▶ [WHAT TO DO]:
Work out how many lines of the listing below hold the word "data", and give that number only.
=== Section Start ===
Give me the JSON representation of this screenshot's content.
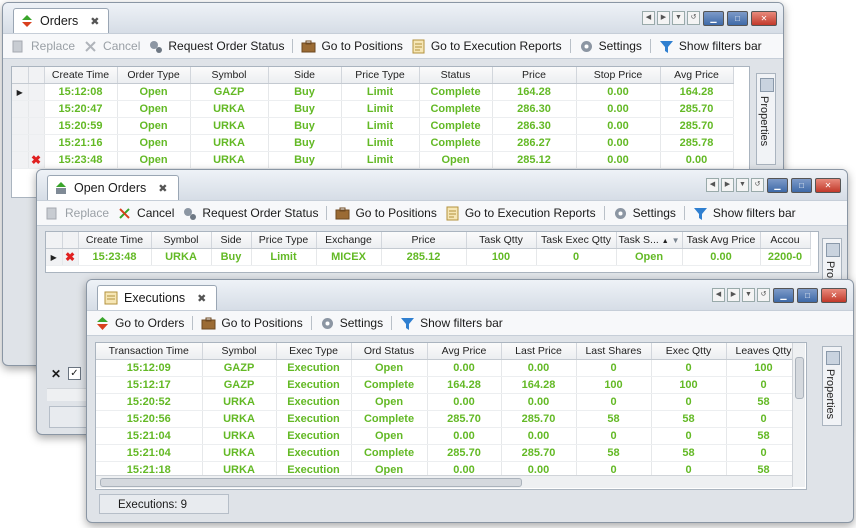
{
  "colors": {
    "value_green": "#63b925",
    "delete_red": "#e02020",
    "accent_blue": "#3f6aa8"
  },
  "orders": {
    "tab_title": "Orders",
    "toolbar": {
      "replace": "Replace",
      "cancel": "Cancel",
      "request_status": "Request Order Status",
      "go_positions": "Go to Positions",
      "go_exec_reports": "Go to Execution Reports",
      "settings": "Settings",
      "filters": "Show filters bar"
    },
    "columns": [
      "Create Time",
      "Order Type",
      "Symbol",
      "Side",
      "Price Type",
      "Status",
      "Price",
      "Stop Price",
      "Avg Price"
    ],
    "rows": [
      [
        "15:12:08",
        "Open",
        "GAZP",
        "Buy",
        "Limit",
        "Complete",
        "164.28",
        "0.00",
        "164.28"
      ],
      [
        "15:20:47",
        "Open",
        "URKA",
        "Buy",
        "Limit",
        "Complete",
        "286.30",
        "0.00",
        "285.70"
      ],
      [
        "15:20:59",
        "Open",
        "URKA",
        "Buy",
        "Limit",
        "Complete",
        "286.30",
        "0.00",
        "285.70"
      ],
      [
        "15:21:16",
        "Open",
        "URKA",
        "Buy",
        "Limit",
        "Complete",
        "286.27",
        "0.00",
        "285.78"
      ],
      [
        "15:23:48",
        "Open",
        "URKA",
        "Buy",
        "Limit",
        "Open",
        "285.12",
        "0.00",
        "0.00"
      ]
    ],
    "properties_label": "Properties"
  },
  "open_orders": {
    "tab_title": "Open Orders",
    "toolbar": {
      "replace": "Replace",
      "cancel": "Cancel",
      "request_status": "Request Order Status",
      "go_positions": "Go to Positions",
      "go_exec_reports": "Go to Execution Reports",
      "settings": "Settings",
      "filters": "Show filters bar"
    },
    "columns": [
      "Create Time",
      "Symbol",
      "Side",
      "Price Type",
      "Exchange",
      "Price",
      "Task Qtty",
      "Task Exec Qtty",
      "Task S...",
      "Task Avg Price",
      "Accou"
    ],
    "rows": [
      [
        "15:23:48",
        "URKA",
        "Buy",
        "Limit",
        "MICEX",
        "285.12",
        "100",
        "0",
        "Open",
        "0.00",
        "2200-0"
      ]
    ],
    "properties_label": "Prope"
  },
  "executions": {
    "tab_title": "Executions",
    "toolbar": {
      "go_orders": "Go to Orders",
      "go_positions": "Go to Positions",
      "settings": "Settings",
      "filters": "Show filters bar"
    },
    "columns": [
      "Transaction Time",
      "Symbol",
      "Exec Type",
      "Ord Status",
      "Avg Price",
      "Last Price",
      "Last Shares",
      "Exec Qtty",
      "Leaves Qtty"
    ],
    "rows": [
      [
        "15:12:09",
        "GAZP",
        "Execution",
        "Open",
        "0.00",
        "0.00",
        "0",
        "0",
        "100"
      ],
      [
        "15:12:17",
        "GAZP",
        "Execution",
        "Complete",
        "164.28",
        "164.28",
        "100",
        "100",
        "0"
      ],
      [
        "15:20:52",
        "URKA",
        "Execution",
        "Open",
        "0.00",
        "0.00",
        "0",
        "0",
        "58"
      ],
      [
        "15:20:56",
        "URKA",
        "Execution",
        "Complete",
        "285.70",
        "285.70",
        "58",
        "58",
        "0"
      ],
      [
        "15:21:04",
        "URKA",
        "Execution",
        "Open",
        "0.00",
        "0.00",
        "0",
        "0",
        "58"
      ],
      [
        "15:21:04",
        "URKA",
        "Execution",
        "Complete",
        "285.70",
        "285.70",
        "58",
        "58",
        "0"
      ],
      [
        "15:21:18",
        "URKA",
        "Execution",
        "Open",
        "0.00",
        "0.00",
        "0",
        "0",
        "58"
      ]
    ],
    "status_text": "Executions: 9",
    "properties_label": "Properties"
  }
}
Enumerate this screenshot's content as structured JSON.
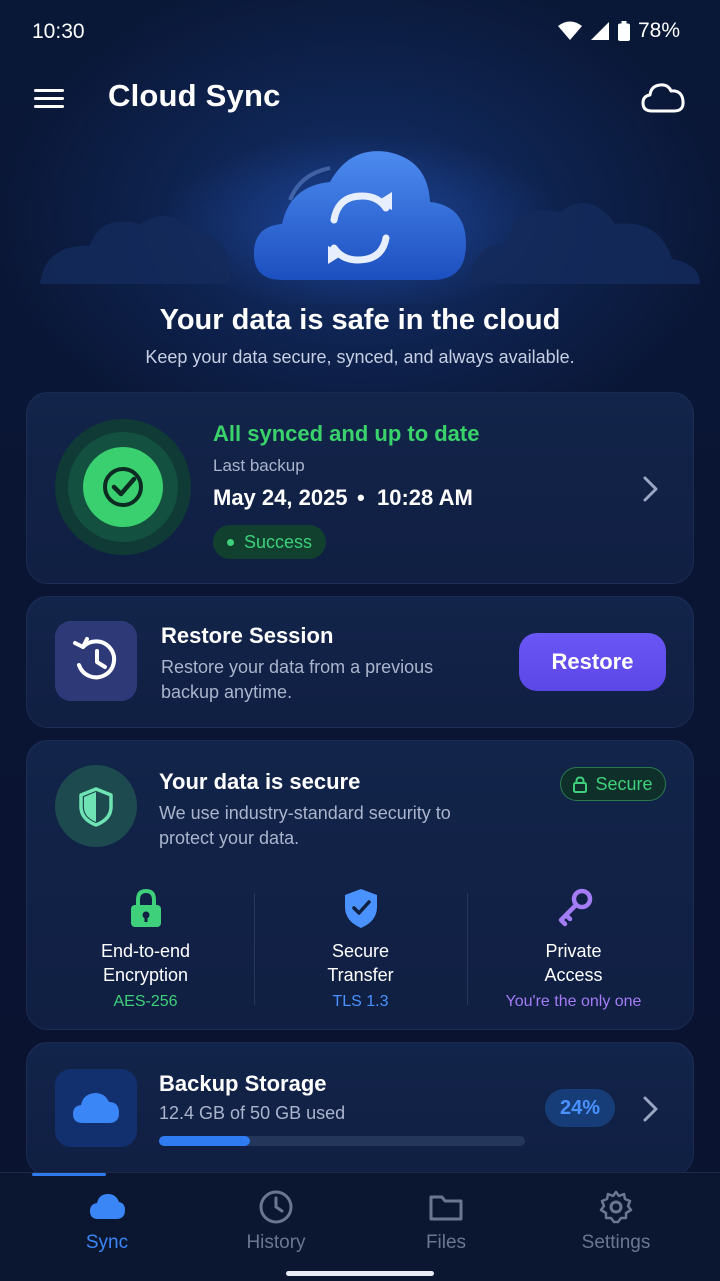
{
  "status_bar": {
    "time": "10:30",
    "battery": "78%"
  },
  "app_bar": {
    "title": "Cloud Sync"
  },
  "hero": {
    "title": "Your data is safe in the cloud",
    "subtitle": "Keep your data secure, synced, and always available."
  },
  "sync_card": {
    "status": "All synced and up to date",
    "last_label": "Last backup",
    "date": "May 24, 2025",
    "separator": "•",
    "time": "10:28 AM",
    "badge": "Success",
    "accent": "#39d26b"
  },
  "restore": {
    "title": "Restore Session",
    "description": "Restore your data from a previous backup anytime.",
    "button": "Restore"
  },
  "security": {
    "title": "Your data is secure",
    "description": "We use industry-standard security to protect your data.",
    "badge": "Secure",
    "features": [
      {
        "name": "End-to-end\nEncryption",
        "detail": "AES-256",
        "icon": "lock-icon",
        "color": "#3ed07a"
      },
      {
        "name": "Secure\nTransfer",
        "detail": "TLS 1.3",
        "icon": "shield-check-icon",
        "color": "#4a92ff"
      },
      {
        "name": "Private\nAccess",
        "detail": "You're the only one",
        "icon": "key-icon",
        "color": "#a47cf5"
      }
    ]
  },
  "storage": {
    "title": "Backup Storage",
    "usage": "12.4 GB of 50 GB used",
    "percent_label": "24%",
    "used_fraction": 0.248
  },
  "nav": {
    "items": [
      {
        "label": "Sync",
        "icon": "cloud-icon",
        "active": true
      },
      {
        "label": "History",
        "icon": "clock-icon",
        "active": false
      },
      {
        "label": "Files",
        "icon": "folder-icon",
        "active": false
      },
      {
        "label": "Settings",
        "icon": "gear-icon",
        "active": false
      }
    ]
  }
}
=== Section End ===
▶ [TASK OUTPUT]:
5